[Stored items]
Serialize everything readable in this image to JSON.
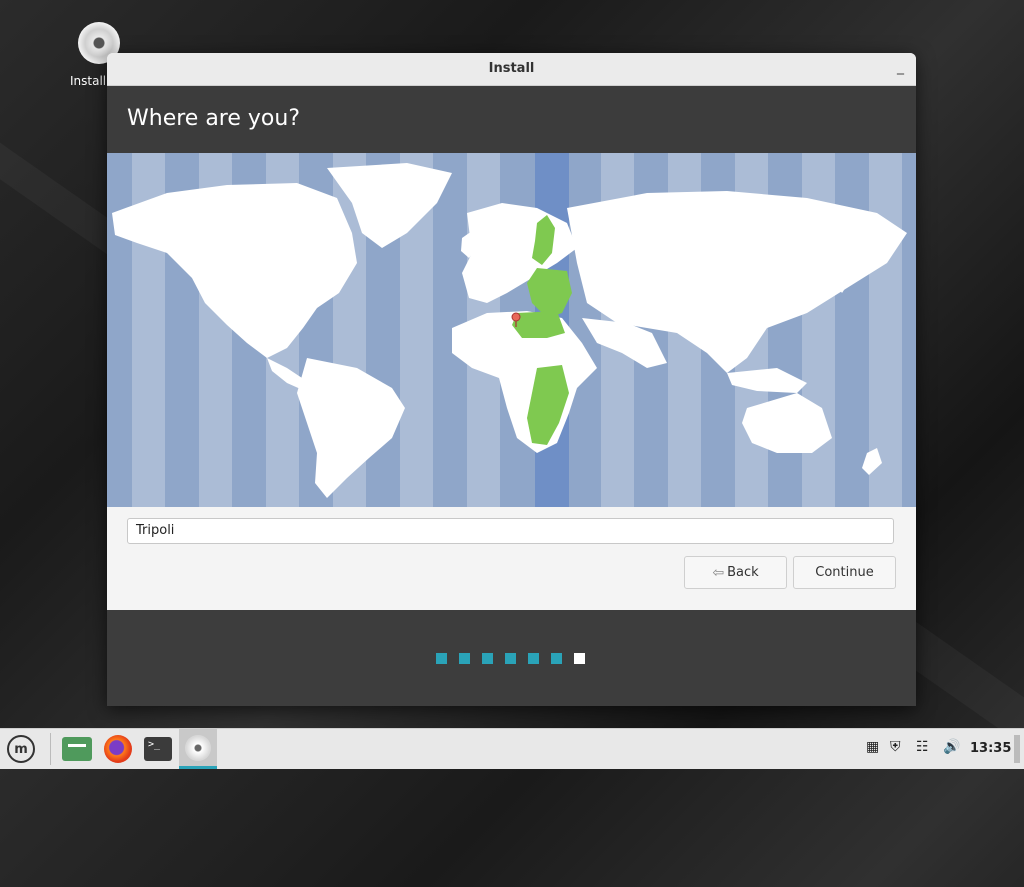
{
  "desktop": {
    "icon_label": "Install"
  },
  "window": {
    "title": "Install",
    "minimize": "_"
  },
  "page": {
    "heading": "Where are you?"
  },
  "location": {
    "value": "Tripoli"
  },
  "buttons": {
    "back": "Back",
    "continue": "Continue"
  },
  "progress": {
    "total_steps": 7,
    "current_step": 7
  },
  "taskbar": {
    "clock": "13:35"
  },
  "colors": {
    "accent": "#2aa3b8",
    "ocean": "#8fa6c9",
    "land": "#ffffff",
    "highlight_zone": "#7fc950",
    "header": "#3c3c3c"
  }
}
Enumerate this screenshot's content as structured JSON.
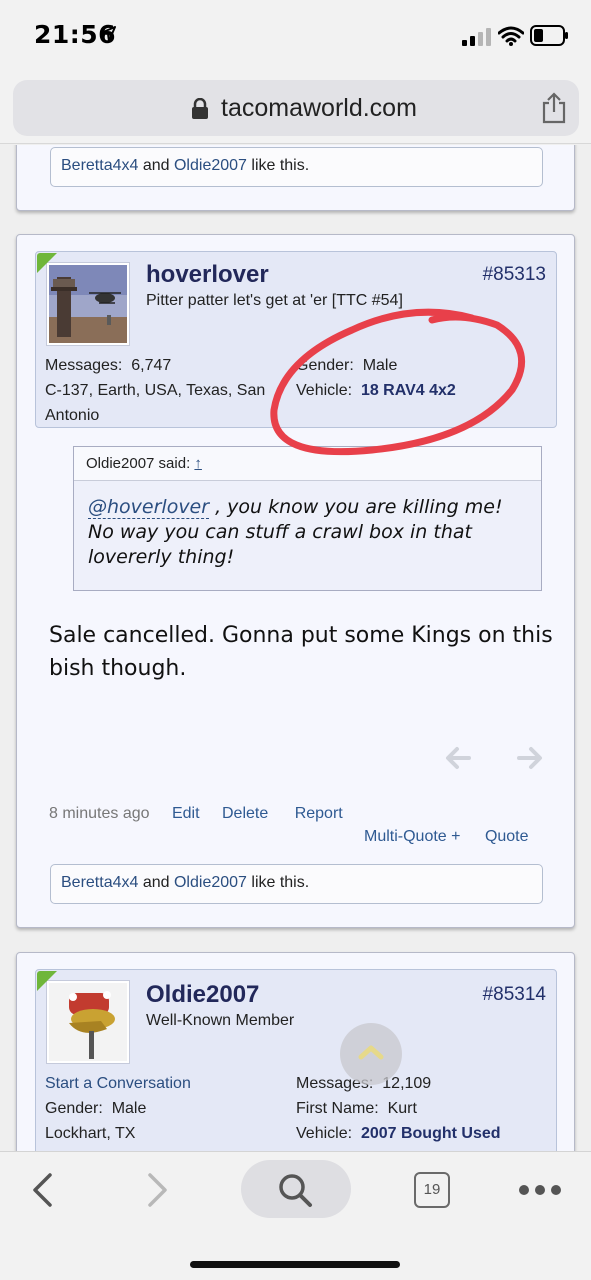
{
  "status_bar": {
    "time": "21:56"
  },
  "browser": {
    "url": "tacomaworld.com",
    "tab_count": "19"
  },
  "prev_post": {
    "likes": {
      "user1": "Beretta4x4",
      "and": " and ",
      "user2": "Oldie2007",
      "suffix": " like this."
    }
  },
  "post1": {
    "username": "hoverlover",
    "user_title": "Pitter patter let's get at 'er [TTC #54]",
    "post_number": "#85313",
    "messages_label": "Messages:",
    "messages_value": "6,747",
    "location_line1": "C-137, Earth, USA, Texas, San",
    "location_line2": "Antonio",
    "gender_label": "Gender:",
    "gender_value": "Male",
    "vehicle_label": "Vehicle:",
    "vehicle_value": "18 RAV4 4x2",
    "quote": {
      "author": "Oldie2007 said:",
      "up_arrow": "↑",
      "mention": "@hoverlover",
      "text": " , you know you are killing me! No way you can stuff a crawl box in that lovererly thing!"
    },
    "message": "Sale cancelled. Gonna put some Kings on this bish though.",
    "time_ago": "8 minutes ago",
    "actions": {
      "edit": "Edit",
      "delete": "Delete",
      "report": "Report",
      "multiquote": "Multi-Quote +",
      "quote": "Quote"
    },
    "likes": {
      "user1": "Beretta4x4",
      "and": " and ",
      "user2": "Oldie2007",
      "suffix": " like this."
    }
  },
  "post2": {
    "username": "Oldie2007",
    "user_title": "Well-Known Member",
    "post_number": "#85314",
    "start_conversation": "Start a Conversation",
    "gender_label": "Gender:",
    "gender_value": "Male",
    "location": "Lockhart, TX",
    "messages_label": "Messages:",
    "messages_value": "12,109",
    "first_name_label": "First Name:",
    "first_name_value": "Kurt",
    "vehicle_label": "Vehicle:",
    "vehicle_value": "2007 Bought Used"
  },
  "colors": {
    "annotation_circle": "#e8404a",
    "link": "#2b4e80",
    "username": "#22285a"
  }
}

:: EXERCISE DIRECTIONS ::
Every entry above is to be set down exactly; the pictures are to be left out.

:: WRITTEN SOLUTION ::
Serialize everything readable in this image to JSON.
{
  "desktop": {
    "icon_label": "Install"
  },
  "window": {
    "title": "Install",
    "minimize": "_"
  },
  "page": {
    "heading": "Where are you?"
  },
  "location": {
    "value": "Tripoli"
  },
  "buttons": {
    "back": "Back",
    "continue": "Continue"
  },
  "progress": {
    "total_steps": 7,
    "current_step": 7
  },
  "taskbar": {
    "clock": "13:35"
  },
  "colors": {
    "accent": "#2aa3b8",
    "ocean": "#8fa6c9",
    "land": "#ffffff",
    "highlight_zone": "#7fc950",
    "header": "#3c3c3c"
  }
}
Enumerate this screenshot's content as structured JSON.
{
  "status_bar": {
    "time": "21:56"
  },
  "browser": {
    "url": "tacomaworld.com",
    "tab_count": "19"
  },
  "prev_post": {
    "likes": {
      "user1": "Beretta4x4",
      "and": " and ",
      "user2": "Oldie2007",
      "suffix": " like this."
    }
  },
  "post1": {
    "username": "hoverlover",
    "user_title": "Pitter patter let's get at 'er [TTC #54]",
    "post_number": "#85313",
    "messages_label": "Messages:",
    "messages_value": "6,747",
    "location_line1": "C-137, Earth, USA, Texas, San",
    "location_line2": "Antonio",
    "gender_label": "Gender:",
    "gender_value": "Male",
    "vehicle_label": "Vehicle:",
    "vehicle_value": "18 RAV4 4x2",
    "quote": {
      "author": "Oldie2007 said:",
      "up_arrow": "↑",
      "mention": "@hoverlover",
      "text": " , you know you are killing me! No way you can stuff a crawl box in that lovererly thing!"
    },
    "message": "Sale cancelled. Gonna put some Kings on this bish though.",
    "time_ago": "8 minutes ago",
    "actions": {
      "edit": "Edit",
      "delete": "Delete",
      "report": "Report",
      "multiquote": "Multi-Quote +",
      "quote": "Quote"
    },
    "likes": {
      "user1": "Beretta4x4",
      "and": " and ",
      "user2": "Oldie2007",
      "suffix": " like this."
    }
  },
  "post2": {
    "username": "Oldie2007",
    "user_title": "Well-Known Member",
    "post_number": "#85314",
    "start_conversation": "Start a Conversation",
    "gender_label": "Gender:",
    "gender_value": "Male",
    "location": "Lockhart, TX",
    "messages_label": "Messages:",
    "messages_value": "12,109",
    "first_name_label": "First Name:",
    "first_name_value": "Kurt",
    "vehicle_label": "Vehicle:",
    "vehicle_value": "2007 Bought Used"
  },
  "colors": {
    "annotation_circle": "#e8404a",
    "link": "#2b4e80",
    "username": "#22285a"
  }
}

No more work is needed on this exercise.